• [Task to carry out]:
Extract the lines that carry the string "screenshot" from the listing.

[[ Input material, beginning ]]

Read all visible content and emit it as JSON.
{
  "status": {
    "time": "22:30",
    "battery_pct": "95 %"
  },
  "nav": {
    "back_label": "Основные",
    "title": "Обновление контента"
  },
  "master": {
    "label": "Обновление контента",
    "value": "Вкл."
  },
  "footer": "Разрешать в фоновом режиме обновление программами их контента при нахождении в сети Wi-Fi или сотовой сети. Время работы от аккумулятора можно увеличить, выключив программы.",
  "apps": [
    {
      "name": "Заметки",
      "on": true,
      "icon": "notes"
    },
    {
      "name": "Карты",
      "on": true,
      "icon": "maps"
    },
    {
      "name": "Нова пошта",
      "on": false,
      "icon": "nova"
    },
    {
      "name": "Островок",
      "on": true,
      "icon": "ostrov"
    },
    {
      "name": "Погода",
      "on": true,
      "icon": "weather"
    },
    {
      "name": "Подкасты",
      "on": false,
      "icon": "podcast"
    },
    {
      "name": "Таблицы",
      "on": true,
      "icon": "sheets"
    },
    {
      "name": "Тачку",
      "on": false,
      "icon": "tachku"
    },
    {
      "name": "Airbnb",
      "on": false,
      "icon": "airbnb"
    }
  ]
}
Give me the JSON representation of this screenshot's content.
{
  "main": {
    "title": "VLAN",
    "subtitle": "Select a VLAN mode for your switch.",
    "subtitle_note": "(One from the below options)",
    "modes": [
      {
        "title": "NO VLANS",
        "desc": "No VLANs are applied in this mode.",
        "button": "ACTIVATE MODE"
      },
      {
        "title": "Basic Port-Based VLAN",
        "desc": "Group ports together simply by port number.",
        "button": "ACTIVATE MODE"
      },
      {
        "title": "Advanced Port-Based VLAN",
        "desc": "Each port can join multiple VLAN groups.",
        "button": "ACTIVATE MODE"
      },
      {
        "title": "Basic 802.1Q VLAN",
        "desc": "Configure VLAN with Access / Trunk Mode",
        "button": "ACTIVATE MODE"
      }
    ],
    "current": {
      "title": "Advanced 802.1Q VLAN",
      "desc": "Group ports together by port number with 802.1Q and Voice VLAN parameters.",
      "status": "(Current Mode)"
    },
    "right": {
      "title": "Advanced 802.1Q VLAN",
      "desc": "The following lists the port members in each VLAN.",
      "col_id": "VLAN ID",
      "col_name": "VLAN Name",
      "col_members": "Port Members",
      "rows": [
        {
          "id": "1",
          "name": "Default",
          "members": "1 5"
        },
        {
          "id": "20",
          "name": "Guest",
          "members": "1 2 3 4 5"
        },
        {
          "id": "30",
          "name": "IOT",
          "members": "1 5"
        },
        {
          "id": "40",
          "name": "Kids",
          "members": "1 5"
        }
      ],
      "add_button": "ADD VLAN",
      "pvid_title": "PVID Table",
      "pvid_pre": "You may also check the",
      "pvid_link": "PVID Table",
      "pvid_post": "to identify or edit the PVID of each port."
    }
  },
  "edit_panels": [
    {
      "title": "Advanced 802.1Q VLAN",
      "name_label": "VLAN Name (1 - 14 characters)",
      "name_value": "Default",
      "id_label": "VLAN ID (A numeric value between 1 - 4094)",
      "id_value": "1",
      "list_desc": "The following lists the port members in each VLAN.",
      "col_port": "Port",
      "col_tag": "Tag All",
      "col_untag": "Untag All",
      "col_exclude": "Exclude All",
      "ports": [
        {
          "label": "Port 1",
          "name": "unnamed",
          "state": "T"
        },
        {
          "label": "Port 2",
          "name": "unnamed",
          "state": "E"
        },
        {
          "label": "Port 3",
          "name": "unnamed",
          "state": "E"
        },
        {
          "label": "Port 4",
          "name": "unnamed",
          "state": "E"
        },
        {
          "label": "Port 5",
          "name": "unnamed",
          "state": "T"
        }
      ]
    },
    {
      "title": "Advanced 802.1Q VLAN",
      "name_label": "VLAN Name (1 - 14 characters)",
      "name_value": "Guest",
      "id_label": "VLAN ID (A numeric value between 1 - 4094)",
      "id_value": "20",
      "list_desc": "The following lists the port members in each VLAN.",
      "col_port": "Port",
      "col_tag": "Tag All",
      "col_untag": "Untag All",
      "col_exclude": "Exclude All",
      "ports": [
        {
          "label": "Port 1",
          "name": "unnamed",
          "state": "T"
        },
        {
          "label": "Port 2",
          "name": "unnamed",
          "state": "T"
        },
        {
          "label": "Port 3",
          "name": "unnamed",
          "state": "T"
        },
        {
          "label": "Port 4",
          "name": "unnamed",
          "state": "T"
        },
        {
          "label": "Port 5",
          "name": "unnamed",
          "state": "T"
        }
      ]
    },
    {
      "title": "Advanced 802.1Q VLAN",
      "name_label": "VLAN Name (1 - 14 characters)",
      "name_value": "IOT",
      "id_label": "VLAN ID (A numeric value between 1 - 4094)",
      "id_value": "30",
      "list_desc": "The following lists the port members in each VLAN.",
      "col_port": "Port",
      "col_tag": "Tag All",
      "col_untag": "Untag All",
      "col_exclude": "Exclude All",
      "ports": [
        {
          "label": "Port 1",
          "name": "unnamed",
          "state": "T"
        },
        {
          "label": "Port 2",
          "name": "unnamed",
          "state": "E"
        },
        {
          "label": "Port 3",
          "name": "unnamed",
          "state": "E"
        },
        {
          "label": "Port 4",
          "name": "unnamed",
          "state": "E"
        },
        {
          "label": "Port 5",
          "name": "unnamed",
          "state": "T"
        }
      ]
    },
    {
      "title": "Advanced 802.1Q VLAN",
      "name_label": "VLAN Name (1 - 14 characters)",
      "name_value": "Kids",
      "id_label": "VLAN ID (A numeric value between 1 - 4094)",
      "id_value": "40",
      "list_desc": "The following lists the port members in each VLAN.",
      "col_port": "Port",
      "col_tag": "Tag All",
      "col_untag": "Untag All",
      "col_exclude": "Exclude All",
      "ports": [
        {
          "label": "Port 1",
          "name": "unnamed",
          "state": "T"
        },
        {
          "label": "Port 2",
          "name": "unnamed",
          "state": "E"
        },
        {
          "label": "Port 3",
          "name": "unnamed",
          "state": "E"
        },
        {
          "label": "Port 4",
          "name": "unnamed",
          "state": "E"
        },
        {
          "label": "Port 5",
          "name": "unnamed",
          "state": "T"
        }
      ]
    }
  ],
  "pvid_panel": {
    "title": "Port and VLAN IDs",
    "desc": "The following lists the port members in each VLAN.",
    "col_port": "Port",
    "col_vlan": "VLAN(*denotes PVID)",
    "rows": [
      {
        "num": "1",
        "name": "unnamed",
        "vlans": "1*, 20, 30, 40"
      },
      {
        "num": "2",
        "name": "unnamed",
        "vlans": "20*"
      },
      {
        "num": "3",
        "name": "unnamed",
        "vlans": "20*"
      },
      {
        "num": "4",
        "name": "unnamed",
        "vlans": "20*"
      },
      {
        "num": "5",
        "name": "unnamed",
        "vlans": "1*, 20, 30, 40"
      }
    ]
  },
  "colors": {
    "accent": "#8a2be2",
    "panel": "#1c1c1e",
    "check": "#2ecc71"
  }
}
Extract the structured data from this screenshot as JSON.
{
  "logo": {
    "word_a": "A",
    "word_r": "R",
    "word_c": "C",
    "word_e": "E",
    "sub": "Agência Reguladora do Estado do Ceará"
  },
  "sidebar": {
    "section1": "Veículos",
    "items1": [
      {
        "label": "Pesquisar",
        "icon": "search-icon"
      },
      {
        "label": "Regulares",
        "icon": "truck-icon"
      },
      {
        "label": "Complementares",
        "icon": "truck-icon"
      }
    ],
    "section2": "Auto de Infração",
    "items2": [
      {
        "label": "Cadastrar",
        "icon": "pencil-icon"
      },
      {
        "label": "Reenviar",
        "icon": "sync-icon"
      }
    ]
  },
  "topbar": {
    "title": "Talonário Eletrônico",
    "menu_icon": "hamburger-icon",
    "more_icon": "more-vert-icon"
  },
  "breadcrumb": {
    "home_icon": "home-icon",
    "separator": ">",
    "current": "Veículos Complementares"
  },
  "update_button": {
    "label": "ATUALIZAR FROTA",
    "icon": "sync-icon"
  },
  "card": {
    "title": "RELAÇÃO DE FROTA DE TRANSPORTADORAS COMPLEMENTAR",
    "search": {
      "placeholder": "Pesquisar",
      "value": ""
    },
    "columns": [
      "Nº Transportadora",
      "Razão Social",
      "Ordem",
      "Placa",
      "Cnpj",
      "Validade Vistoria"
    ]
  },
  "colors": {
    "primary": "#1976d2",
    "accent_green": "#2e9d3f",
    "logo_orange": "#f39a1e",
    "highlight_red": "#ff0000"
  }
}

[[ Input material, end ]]

• [Answer to this task]:
Give me the JSON representation of this screenshot's content.
Extract the structured data from this screenshot as JSON.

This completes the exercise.